WORK REQUEST - Please give nothing except the number of lines in the records below that include the word "content".
== GIVEN RECORDS ==
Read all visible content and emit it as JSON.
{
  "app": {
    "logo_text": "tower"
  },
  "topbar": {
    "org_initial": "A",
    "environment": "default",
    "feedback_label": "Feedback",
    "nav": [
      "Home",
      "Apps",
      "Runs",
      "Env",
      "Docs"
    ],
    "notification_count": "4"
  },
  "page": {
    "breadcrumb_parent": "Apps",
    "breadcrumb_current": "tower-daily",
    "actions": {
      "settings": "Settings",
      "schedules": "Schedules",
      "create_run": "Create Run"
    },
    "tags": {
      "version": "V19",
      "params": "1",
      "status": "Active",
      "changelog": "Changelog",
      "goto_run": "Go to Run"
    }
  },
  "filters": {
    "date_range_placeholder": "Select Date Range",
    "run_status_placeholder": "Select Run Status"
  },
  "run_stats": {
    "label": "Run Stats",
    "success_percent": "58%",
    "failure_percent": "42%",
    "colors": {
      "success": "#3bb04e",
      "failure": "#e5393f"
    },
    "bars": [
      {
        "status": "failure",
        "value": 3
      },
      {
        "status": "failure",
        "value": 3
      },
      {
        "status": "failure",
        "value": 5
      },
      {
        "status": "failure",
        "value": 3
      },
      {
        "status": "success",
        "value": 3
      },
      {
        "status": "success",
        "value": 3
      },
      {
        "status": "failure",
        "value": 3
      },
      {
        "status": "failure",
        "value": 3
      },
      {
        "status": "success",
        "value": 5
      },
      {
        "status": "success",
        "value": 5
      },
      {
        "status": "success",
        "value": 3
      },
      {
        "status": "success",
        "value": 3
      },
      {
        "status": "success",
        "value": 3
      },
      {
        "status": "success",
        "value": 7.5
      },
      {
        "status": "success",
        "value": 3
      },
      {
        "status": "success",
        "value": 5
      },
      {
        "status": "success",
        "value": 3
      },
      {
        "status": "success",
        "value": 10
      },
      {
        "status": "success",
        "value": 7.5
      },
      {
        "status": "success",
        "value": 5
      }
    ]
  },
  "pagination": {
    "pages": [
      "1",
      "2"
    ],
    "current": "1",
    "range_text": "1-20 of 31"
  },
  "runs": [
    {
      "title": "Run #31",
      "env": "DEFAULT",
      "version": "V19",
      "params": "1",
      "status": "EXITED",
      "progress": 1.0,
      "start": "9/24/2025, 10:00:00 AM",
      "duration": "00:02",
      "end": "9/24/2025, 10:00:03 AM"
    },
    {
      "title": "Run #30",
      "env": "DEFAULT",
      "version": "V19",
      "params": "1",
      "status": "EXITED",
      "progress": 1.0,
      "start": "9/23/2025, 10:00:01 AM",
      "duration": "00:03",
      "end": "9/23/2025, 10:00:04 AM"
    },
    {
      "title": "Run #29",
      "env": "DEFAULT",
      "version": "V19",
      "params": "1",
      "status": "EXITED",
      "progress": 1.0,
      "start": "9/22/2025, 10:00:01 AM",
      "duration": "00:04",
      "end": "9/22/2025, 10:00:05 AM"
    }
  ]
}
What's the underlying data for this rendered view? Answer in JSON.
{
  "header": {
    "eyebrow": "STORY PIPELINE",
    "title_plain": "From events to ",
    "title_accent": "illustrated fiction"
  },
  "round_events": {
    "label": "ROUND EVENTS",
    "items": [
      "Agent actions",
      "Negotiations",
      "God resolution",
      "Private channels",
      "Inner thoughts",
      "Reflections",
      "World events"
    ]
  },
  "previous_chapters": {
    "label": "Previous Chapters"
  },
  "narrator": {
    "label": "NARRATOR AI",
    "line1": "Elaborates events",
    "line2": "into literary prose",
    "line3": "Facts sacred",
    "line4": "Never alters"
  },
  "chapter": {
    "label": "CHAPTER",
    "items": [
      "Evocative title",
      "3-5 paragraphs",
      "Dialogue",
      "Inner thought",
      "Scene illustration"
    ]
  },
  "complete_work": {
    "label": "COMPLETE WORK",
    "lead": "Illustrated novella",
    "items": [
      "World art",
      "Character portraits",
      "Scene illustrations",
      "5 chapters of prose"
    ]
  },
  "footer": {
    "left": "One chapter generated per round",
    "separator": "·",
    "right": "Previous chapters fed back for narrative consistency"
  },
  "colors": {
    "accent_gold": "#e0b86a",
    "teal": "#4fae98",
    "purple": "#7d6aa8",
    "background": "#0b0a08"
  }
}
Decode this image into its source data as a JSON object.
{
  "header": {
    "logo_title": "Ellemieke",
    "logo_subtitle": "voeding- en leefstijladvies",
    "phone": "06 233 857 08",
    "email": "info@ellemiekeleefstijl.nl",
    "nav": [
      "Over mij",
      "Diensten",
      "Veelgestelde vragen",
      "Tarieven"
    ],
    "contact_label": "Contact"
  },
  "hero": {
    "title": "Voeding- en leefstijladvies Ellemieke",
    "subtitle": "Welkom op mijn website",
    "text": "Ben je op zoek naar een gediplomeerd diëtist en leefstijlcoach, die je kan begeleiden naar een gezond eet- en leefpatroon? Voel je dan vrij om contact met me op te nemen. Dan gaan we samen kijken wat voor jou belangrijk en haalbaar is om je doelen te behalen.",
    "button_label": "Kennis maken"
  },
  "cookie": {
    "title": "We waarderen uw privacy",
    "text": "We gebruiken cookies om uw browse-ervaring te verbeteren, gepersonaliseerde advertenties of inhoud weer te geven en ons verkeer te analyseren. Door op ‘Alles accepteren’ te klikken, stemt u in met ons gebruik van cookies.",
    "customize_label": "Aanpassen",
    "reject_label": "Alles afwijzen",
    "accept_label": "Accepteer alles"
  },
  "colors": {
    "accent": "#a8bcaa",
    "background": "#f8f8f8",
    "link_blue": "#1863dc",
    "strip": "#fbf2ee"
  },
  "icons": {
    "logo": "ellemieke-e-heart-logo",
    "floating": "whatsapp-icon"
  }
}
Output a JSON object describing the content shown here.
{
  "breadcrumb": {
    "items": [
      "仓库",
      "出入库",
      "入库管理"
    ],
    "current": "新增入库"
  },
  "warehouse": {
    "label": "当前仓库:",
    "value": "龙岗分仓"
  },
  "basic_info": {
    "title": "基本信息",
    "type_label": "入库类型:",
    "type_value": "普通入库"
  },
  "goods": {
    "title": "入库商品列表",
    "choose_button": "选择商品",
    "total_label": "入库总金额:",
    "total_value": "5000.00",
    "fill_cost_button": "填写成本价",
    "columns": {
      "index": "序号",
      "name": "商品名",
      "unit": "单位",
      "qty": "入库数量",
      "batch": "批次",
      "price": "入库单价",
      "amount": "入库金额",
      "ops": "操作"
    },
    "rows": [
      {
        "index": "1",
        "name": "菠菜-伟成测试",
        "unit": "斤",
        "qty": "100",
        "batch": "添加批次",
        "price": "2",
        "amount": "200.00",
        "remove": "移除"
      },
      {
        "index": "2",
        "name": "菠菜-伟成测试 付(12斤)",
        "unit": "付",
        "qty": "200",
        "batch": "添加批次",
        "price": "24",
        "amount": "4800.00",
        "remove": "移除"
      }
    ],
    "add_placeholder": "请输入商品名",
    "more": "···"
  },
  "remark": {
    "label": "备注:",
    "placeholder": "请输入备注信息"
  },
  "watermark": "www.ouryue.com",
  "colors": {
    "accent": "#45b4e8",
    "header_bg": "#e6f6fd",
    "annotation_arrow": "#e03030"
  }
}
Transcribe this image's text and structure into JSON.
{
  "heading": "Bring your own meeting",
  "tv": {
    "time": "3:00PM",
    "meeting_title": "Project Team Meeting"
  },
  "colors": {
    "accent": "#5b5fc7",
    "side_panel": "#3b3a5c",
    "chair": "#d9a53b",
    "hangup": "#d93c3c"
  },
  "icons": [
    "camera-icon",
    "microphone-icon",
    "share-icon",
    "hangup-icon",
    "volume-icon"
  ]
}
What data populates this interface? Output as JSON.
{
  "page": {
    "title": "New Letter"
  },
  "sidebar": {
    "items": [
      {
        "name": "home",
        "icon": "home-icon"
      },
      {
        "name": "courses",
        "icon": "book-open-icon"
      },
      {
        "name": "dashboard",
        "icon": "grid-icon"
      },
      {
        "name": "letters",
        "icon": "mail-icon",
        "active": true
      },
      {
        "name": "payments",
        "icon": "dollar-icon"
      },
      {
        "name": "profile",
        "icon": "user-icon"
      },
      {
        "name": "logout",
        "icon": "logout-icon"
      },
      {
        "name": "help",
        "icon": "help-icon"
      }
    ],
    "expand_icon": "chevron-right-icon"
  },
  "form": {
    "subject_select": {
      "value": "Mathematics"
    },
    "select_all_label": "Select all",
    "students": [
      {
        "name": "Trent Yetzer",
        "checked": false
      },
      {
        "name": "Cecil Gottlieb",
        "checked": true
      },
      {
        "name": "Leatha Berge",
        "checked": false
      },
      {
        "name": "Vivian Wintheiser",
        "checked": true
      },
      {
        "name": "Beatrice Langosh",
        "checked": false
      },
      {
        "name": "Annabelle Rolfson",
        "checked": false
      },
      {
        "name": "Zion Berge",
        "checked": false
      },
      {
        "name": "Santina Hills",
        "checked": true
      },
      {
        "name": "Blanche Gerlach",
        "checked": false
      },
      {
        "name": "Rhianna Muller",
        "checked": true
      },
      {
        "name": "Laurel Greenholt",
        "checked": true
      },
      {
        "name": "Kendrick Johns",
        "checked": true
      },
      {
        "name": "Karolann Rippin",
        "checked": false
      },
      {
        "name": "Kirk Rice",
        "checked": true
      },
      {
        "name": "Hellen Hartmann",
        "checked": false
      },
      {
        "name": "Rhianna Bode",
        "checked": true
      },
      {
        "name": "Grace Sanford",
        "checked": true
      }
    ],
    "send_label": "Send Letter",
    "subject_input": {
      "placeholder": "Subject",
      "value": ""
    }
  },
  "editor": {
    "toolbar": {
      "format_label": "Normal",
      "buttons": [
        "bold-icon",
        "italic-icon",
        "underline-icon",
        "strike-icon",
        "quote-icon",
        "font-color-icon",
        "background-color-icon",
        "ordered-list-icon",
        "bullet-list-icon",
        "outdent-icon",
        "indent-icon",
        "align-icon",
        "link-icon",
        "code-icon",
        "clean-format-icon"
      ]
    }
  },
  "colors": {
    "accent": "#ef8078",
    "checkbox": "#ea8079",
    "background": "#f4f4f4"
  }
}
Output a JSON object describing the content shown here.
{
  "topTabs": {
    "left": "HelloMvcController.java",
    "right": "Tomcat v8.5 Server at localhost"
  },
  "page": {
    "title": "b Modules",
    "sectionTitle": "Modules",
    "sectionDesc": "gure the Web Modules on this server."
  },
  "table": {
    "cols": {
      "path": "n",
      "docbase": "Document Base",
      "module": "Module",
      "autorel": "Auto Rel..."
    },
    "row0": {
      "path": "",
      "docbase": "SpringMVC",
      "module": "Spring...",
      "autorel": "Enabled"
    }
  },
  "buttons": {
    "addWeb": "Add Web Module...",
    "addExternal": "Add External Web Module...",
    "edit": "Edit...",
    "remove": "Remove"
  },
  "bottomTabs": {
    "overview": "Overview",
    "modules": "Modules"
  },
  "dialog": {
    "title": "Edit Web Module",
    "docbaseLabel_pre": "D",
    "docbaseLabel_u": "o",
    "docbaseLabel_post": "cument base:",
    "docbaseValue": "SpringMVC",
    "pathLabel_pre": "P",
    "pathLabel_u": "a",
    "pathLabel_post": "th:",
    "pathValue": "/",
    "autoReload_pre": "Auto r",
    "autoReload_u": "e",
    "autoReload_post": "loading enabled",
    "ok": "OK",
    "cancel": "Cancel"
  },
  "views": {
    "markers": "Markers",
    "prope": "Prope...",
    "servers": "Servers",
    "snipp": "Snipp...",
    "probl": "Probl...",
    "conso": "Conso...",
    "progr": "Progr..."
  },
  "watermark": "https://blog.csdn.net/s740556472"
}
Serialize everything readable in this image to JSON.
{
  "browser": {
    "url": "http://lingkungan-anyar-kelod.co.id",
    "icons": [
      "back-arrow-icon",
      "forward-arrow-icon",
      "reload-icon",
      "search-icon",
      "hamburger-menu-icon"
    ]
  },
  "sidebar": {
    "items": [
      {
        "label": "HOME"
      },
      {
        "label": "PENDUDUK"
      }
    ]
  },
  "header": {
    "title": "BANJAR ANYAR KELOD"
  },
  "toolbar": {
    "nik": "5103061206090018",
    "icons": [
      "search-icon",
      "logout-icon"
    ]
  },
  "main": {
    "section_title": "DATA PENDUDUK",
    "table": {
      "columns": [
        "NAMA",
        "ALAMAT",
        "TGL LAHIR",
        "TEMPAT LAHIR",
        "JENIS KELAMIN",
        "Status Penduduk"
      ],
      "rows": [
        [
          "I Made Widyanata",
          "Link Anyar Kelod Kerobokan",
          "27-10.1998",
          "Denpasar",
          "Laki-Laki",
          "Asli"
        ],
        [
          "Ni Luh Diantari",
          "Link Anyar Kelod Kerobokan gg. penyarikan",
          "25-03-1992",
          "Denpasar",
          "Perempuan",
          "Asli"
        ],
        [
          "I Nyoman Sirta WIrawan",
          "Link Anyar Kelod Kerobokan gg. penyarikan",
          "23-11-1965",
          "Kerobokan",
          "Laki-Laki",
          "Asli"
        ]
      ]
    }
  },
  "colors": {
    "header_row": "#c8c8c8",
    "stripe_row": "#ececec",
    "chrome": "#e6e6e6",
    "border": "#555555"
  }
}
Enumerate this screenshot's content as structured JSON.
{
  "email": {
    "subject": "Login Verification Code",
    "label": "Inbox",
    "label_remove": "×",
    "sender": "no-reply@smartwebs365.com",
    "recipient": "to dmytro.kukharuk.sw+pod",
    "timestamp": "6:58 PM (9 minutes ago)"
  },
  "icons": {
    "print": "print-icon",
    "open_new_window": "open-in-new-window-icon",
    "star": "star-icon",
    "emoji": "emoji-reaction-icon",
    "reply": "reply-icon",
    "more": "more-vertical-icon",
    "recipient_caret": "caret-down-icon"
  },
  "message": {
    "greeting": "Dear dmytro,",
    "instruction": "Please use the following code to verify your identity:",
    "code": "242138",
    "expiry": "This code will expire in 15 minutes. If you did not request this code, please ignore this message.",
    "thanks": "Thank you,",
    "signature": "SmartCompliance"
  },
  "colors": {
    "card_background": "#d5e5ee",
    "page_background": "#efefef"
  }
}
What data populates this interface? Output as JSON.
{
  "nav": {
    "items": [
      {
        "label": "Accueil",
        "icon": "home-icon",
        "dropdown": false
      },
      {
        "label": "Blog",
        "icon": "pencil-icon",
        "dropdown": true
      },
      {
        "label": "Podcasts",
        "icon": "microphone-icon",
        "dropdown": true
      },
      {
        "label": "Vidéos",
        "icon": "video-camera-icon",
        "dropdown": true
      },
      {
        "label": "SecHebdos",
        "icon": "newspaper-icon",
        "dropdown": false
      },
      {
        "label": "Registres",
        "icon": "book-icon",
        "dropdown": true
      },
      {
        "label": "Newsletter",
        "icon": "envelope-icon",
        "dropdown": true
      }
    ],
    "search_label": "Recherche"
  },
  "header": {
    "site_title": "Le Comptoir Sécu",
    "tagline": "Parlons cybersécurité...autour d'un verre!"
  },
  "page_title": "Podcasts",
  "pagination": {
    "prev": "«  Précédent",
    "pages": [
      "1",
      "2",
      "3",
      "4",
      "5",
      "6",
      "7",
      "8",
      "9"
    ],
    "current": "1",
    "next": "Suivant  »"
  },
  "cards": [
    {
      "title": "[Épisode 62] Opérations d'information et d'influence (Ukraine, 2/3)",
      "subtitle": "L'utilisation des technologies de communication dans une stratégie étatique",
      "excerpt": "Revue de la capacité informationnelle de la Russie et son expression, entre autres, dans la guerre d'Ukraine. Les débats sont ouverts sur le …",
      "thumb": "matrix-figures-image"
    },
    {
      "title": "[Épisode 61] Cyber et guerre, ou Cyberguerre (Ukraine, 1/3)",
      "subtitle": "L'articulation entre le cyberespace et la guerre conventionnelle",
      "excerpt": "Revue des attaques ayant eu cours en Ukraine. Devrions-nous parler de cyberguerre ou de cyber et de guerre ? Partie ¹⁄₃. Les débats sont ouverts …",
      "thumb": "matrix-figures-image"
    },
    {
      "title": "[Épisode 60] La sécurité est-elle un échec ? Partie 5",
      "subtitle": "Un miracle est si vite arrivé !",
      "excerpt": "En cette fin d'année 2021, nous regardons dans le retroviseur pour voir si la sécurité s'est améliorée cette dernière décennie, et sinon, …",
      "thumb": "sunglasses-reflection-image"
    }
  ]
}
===
REPLY - 4